■ Information supplied
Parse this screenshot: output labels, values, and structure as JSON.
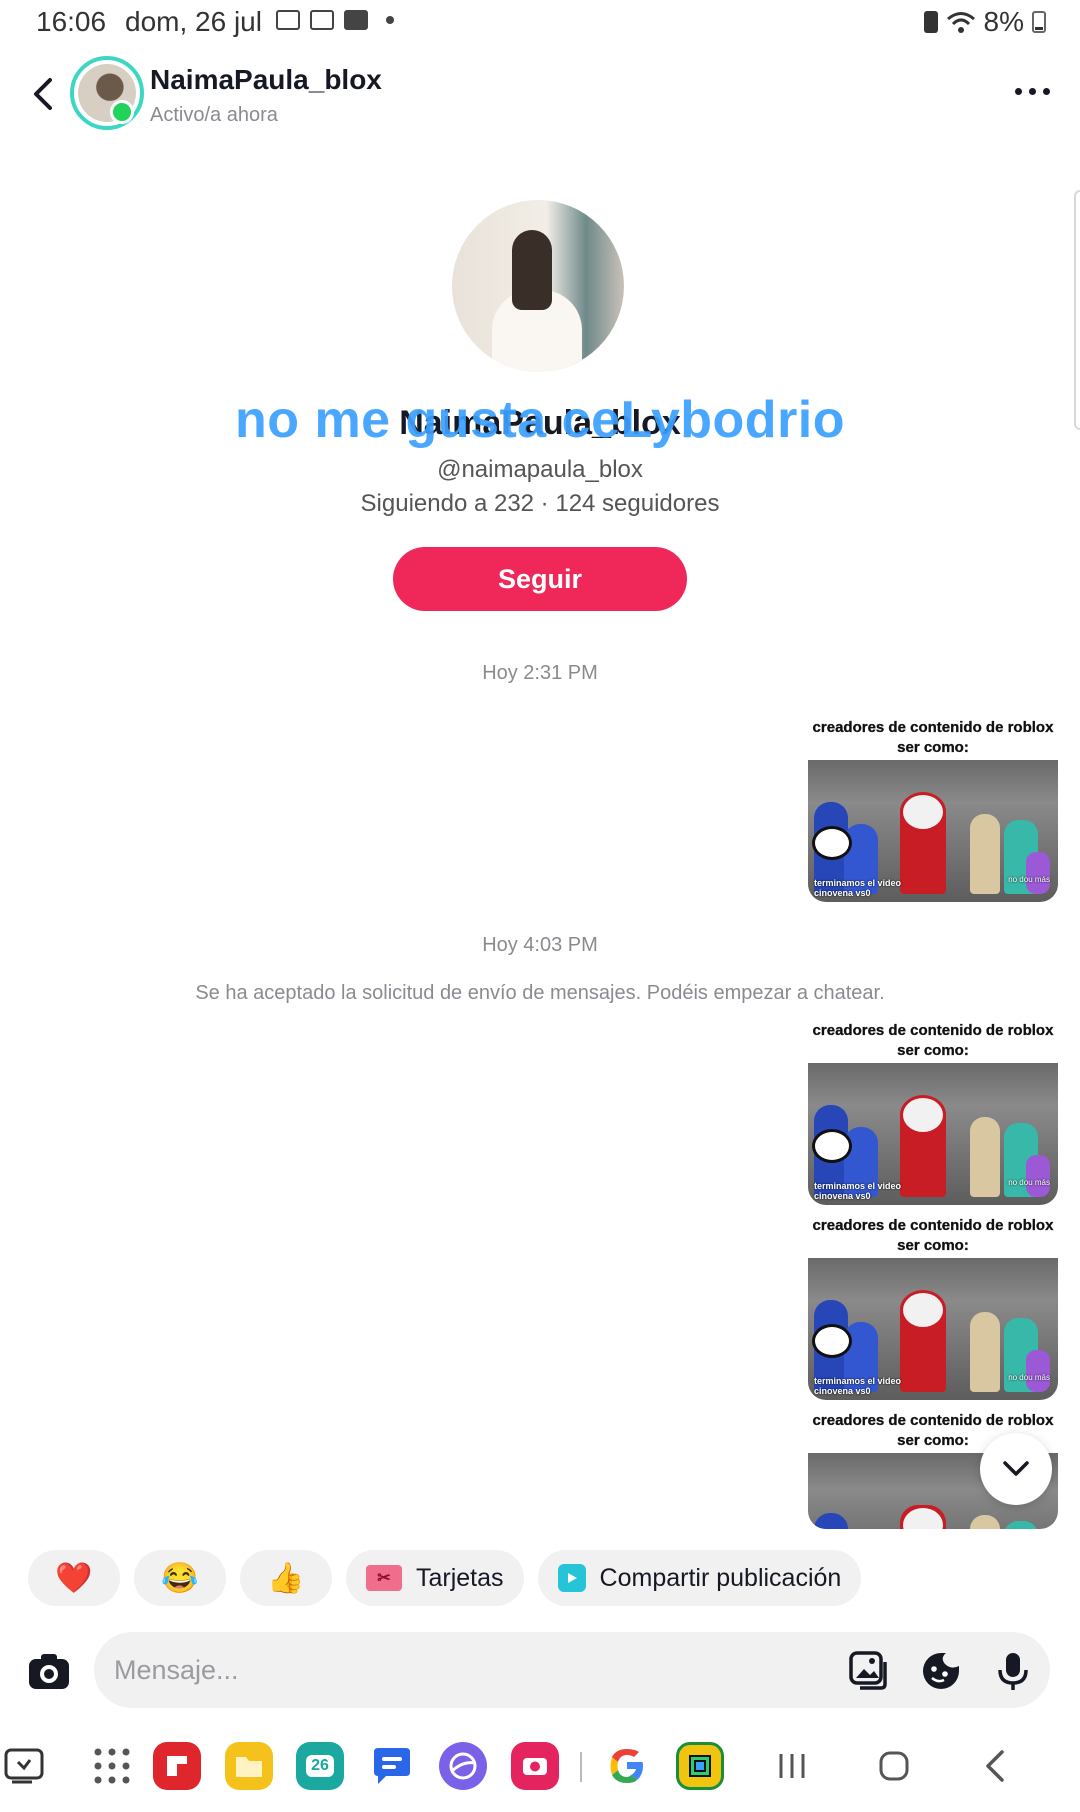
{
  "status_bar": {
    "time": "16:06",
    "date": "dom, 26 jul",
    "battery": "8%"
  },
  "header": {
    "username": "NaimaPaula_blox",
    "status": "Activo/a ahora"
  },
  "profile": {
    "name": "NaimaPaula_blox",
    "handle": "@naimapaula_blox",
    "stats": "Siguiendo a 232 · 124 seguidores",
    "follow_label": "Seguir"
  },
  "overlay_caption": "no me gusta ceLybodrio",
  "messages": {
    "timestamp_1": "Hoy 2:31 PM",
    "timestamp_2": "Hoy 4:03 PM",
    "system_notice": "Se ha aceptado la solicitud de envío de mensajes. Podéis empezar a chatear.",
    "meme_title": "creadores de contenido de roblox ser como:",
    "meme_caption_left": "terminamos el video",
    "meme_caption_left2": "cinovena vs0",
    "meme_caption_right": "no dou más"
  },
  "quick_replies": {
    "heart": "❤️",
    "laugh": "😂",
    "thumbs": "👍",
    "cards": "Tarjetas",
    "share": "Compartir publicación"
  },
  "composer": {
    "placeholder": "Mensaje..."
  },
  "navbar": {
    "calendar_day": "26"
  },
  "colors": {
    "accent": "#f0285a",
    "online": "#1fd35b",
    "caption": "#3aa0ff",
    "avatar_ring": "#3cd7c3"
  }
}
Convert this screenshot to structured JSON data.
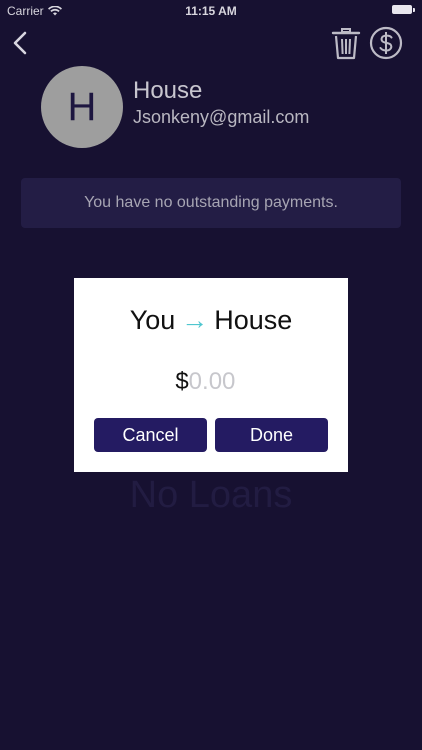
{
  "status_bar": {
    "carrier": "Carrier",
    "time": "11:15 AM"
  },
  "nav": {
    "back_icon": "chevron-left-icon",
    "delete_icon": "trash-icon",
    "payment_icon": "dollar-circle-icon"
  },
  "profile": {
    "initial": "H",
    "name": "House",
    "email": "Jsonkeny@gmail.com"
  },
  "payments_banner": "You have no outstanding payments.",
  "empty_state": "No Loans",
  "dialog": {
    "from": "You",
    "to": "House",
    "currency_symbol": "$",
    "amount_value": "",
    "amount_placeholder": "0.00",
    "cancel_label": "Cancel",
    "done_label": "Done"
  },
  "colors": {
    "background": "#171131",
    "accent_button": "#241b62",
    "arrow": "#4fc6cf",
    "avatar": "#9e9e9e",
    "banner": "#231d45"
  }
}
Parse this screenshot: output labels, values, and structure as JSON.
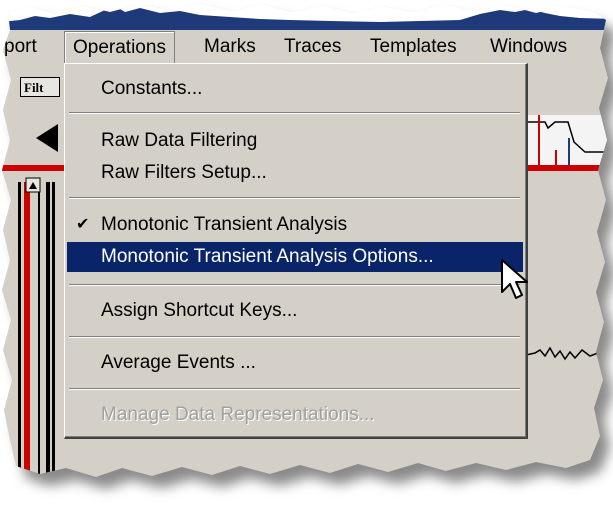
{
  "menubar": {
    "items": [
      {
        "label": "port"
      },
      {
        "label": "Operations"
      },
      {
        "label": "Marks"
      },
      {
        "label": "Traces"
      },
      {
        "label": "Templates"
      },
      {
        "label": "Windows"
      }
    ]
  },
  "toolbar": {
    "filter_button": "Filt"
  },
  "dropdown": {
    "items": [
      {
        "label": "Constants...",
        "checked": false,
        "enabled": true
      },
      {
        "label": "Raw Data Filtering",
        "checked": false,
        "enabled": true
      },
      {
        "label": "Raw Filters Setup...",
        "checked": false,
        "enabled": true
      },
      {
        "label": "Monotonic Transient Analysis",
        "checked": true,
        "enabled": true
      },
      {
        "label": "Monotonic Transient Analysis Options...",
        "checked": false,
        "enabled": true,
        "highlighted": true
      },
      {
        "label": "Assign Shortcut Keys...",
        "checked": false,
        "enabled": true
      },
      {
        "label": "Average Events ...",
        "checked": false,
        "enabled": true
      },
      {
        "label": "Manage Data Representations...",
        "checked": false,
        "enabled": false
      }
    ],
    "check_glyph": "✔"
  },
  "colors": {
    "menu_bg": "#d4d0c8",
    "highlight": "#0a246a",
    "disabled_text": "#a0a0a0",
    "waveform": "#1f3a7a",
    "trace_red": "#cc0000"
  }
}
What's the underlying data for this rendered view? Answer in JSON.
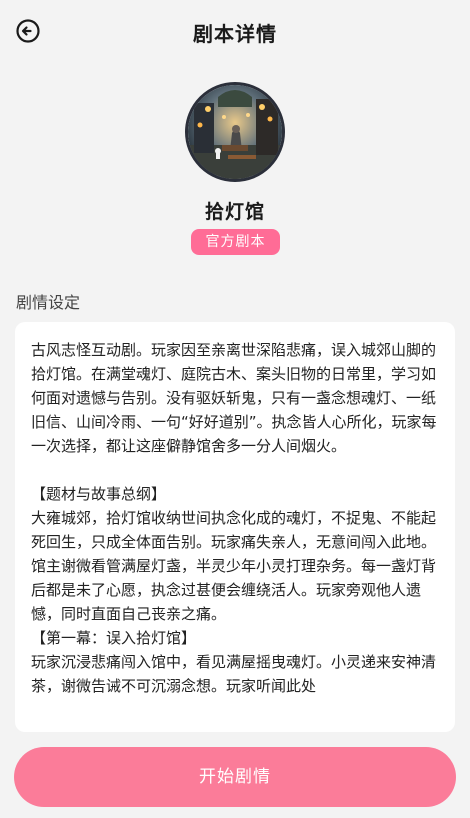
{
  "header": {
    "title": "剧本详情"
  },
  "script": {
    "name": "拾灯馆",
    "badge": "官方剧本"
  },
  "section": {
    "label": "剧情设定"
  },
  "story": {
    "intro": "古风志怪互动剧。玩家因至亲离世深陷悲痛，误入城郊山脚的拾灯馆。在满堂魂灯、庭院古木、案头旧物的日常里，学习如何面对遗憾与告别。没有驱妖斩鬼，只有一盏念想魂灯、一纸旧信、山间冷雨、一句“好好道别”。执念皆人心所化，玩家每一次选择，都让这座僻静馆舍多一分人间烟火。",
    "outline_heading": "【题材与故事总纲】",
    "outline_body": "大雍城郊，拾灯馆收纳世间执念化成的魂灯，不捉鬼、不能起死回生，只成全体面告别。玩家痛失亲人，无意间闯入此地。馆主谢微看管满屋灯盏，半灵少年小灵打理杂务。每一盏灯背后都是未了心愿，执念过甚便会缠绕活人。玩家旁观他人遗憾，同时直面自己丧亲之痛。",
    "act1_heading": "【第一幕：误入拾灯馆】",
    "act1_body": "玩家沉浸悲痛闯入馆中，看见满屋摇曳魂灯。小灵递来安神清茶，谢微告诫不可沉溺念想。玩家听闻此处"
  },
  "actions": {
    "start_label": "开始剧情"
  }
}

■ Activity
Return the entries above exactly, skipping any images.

■ Answer to this problem
Parse this screenshot: output labels, values, and structure as JSON.
{
  "status_bar": {
    "time": "16:06",
    "date": "dom, 26 jul",
    "battery": "8%"
  },
  "header": {
    "username": "NaimaPaula_blox",
    "status": "Activo/a ahora"
  },
  "profile": {
    "name": "NaimaPaula_blox",
    "handle": "@naimapaula_blox",
    "stats": "Siguiendo a 232 · 124 seguidores",
    "follow_label": "Seguir"
  },
  "overlay_caption": "no me gusta ceLybodrio",
  "messages": {
    "timestamp_1": "Hoy 2:31 PM",
    "timestamp_2": "Hoy 4:03 PM",
    "system_notice": "Se ha aceptado la solicitud de envío de mensajes. Podéis empezar a chatear.",
    "meme_title": "creadores de contenido de roblox ser como:",
    "meme_caption_left": "terminamos el video",
    "meme_caption_left2": "cinovena vs0",
    "meme_caption_right": "no dou más"
  },
  "quick_replies": {
    "heart": "❤️",
    "laugh": "😂",
    "thumbs": "👍",
    "cards": "Tarjetas",
    "share": "Compartir publicación"
  },
  "composer": {
    "placeholder": "Mensaje..."
  },
  "navbar": {
    "calendar_day": "26"
  },
  "colors": {
    "accent": "#f0285a",
    "online": "#1fd35b",
    "caption": "#3aa0ff",
    "avatar_ring": "#3cd7c3"
  }
}
Convert this screenshot to structured JSON data.
{
  "status_bar": {
    "carrier": "Carrier",
    "time": "11:15 AM"
  },
  "nav": {
    "back_icon": "chevron-left-icon",
    "delete_icon": "trash-icon",
    "payment_icon": "dollar-circle-icon"
  },
  "profile": {
    "initial": "H",
    "name": "House",
    "email": "Jsonkeny@gmail.com"
  },
  "payments_banner": "You have no outstanding payments.",
  "empty_state": "No Loans",
  "dialog": {
    "from": "You",
    "to": "House",
    "currency_symbol": "$",
    "amount_value": "",
    "amount_placeholder": "0.00",
    "cancel_label": "Cancel",
    "done_label": "Done"
  },
  "colors": {
    "background": "#171131",
    "accent_button": "#241b62",
    "arrow": "#4fc6cf",
    "avatar": "#9e9e9e",
    "banner": "#231d45"
  }
}
Parse this screenshot: output labels, values, and structure as JSON.
{
  "menubar": {
    "items": [
      {
        "label": "port"
      },
      {
        "label": "Operations"
      },
      {
        "label": "Marks"
      },
      {
        "label": "Traces"
      },
      {
        "label": "Templates"
      },
      {
        "label": "Windows"
      }
    ]
  },
  "toolbar": {
    "filter_button": "Filt"
  },
  "dropdown": {
    "items": [
      {
        "label": "Constants...",
        "checked": false,
        "enabled": true
      },
      {
        "label": "Raw Data Filtering",
        "checked": false,
        "enabled": true
      },
      {
        "label": "Raw Filters Setup...",
        "checked": false,
        "enabled": true
      },
      {
        "label": "Monotonic Transient Analysis",
        "checked": true,
        "enabled": true
      },
      {
        "label": "Monotonic Transient Analysis Options...",
        "checked": false,
        "enabled": true,
        "highlighted": true
      },
      {
        "label": "Assign Shortcut Keys...",
        "checked": false,
        "enabled": true
      },
      {
        "label": "Average Events ...",
        "checked": false,
        "enabled": true
      },
      {
        "label": "Manage Data Representations...",
        "checked": false,
        "enabled": false
      }
    ],
    "check_glyph": "✔"
  },
  "colors": {
    "menu_bg": "#d4d0c8",
    "highlight": "#0a246a",
    "disabled_text": "#a0a0a0",
    "waveform": "#1f3a7a",
    "trace_red": "#cc0000"
  }
}
What's the underlying data for this rendered view? Answer in JSON.
{
  "header": {
    "title": "剧本详情"
  },
  "script": {
    "name": "拾灯馆",
    "badge": "官方剧本"
  },
  "section": {
    "label": "剧情设定"
  },
  "story": {
    "intro": "古风志怪互动剧。玩家因至亲离世深陷悲痛，误入城郊山脚的拾灯馆。在满堂魂灯、庭院古木、案头旧物的日常里，学习如何面对遗憾与告别。没有驱妖斩鬼，只有一盏念想魂灯、一纸旧信、山间冷雨、一句“好好道别”。执念皆人心所化，玩家每一次选择，都让这座僻静馆舍多一分人间烟火。",
    "outline_heading": "【题材与故事总纲】",
    "outline_body": "大雍城郊，拾灯馆收纳世间执念化成的魂灯，不捉鬼、不能起死回生，只成全体面告别。玩家痛失亲人，无意间闯入此地。馆主谢微看管满屋灯盏，半灵少年小灵打理杂务。每一盏灯背后都是未了心愿，执念过甚便会缠绕活人。玩家旁观他人遗憾，同时直面自己丧亲之痛。",
    "act1_heading": "【第一幕：误入拾灯馆】",
    "act1_body": "玩家沉浸悲痛闯入馆中，看见满屋摇曳魂灯。小灵递来安神清茶，谢微告诫不可沉溺念想。玩家听闻此处"
  },
  "actions": {
    "start_label": "开始剧情"
  }
}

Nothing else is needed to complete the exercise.